Now don't get me wrong, I believe that everyone needs the chance to vent. The difficulty is that in our age of instant messaging, what might in the past have been a rant at the dinner table, followed by some reflection and perhaps tempered in conversation with friends and family members is, instead, often immediately shot through cyberspace at an unsuspecting target.
Heads can be as guilty of this as anyone else. It is an occupational hazard that the higher up you are in an organization, the more likely a target for complaint that you become. A very thick skin, and non-itchy trigger finger are essential pre-requisites for the job. As a corollary to this, the electronic musings or unfiltered comments made by Heads have a disproportionate impact, and shelf-life, due to the status of their position. In short, unlike Donald Trump, an effective Head absorbs caustic and often hurtful comments, reflects on their core messages and responds in a calm, open and conciliatory manner. This is not a win-lose power struggle, it is an exercise in issues management.
Effective communication is nuanced. It assumes a relationship, either personal or professional, and it depends on the opportunity for actual give and take. It is also most effective when it takes place in a calm and cordial atmosphere of sharing and collaborative problem-solving. At our school, that is still how the vast majority of parent-teacher conversations take place - a phone call, a pop in visit, or a formal interview - personal, face to face, human interaction. We are a small and intimate community and, in spite of the occasional glitch, it usually runs pretty smoothly.
Unfortunately, it would appear that that approach is rapidly becoming the exception, not the rule! In our age of instant messaging, someone's initial outrage over an issue has become the stuff of public record. Comments permanently posted on the web arrive there without context, and without the tone of voice, or note of exasperation, or raised eyebrow that would cause a personal audience to take it with a grain of salt and see it for what it was.
As adults, we should know better, and as parents and professional educators, we should do better. Every teacher, tutor, or administrator receives the occasional sarcastic (and sometimes nasty) email from a parent about some perceived injustice done to their daughter or son. In our instant age, we know how this happens. A person gets ginned up, bangs something out, and sends it. The content and the language are such that they would never use over the phone or in person. But in an email, tweet, or social media comment, they can make the most outlandish remarks without fear of interruption or contradiction. And, all too often, the receiving faculty member or administrator, offended and upset by what they feel to be an unwarranted attack, responds in kind. Each party's spin on things becomes a part of the permanent cyber record and no matter how many subsequent conversations or comments lower the temperature of the discussion, the original exchange remains, white hot, frozen in time and cyberspace.

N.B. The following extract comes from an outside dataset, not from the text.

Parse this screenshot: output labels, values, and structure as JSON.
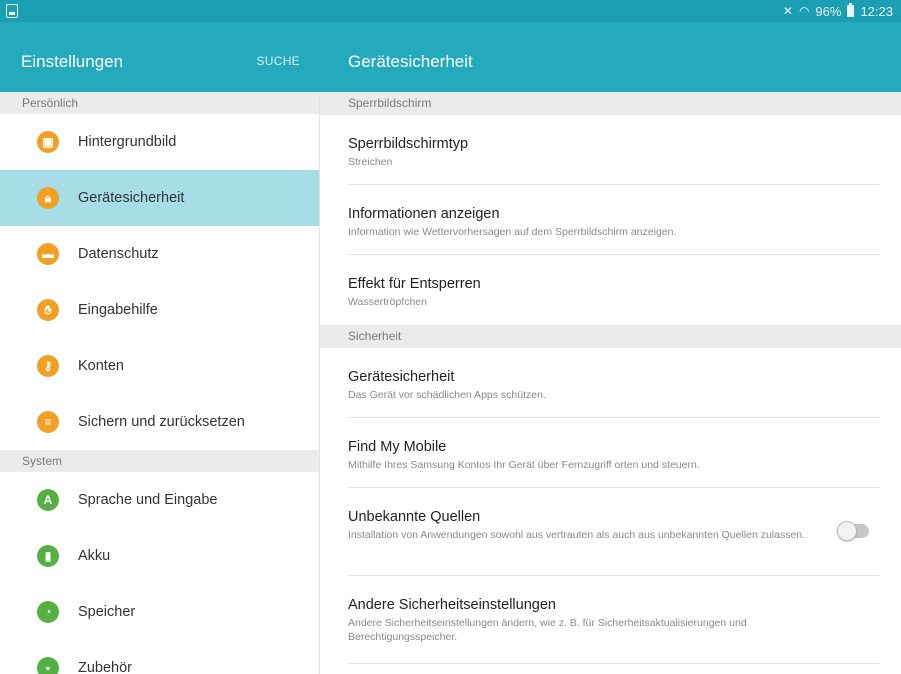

Having all suffered (and often committed!) these abuses of electronic communication we should, and must, do better to prevent them from happening in the future. Because, once we press send, the damage has been done. The ripple effects of a rash email or tweet are unpredictable. Hopefully they will dissipate quickly like the aftermath of a brief summer shower - but perhaps, if we are lucky, the lesson learned will have much more permanence.
When, on an early Saturday morning, President Trump tweeted "How low has President Obama gone to tap my phones during the very sacred election process. This is Nixon/Watergate. Bad (or sick) guy!” He was responding to a random news story speculating about how information might have been gathered on members of his transition team. Having vented, he went on to play golf while a firestorm ignited based upon his throw-away comments.
It is now three weeks later, and the White House, Congress, and the intelligence community are still reverberating with the impact of this random and impulsive communication. It should be a lesson to us all as to when to press send, and when to just press delete.
Next post will look at how to get off "send" and get on "receive".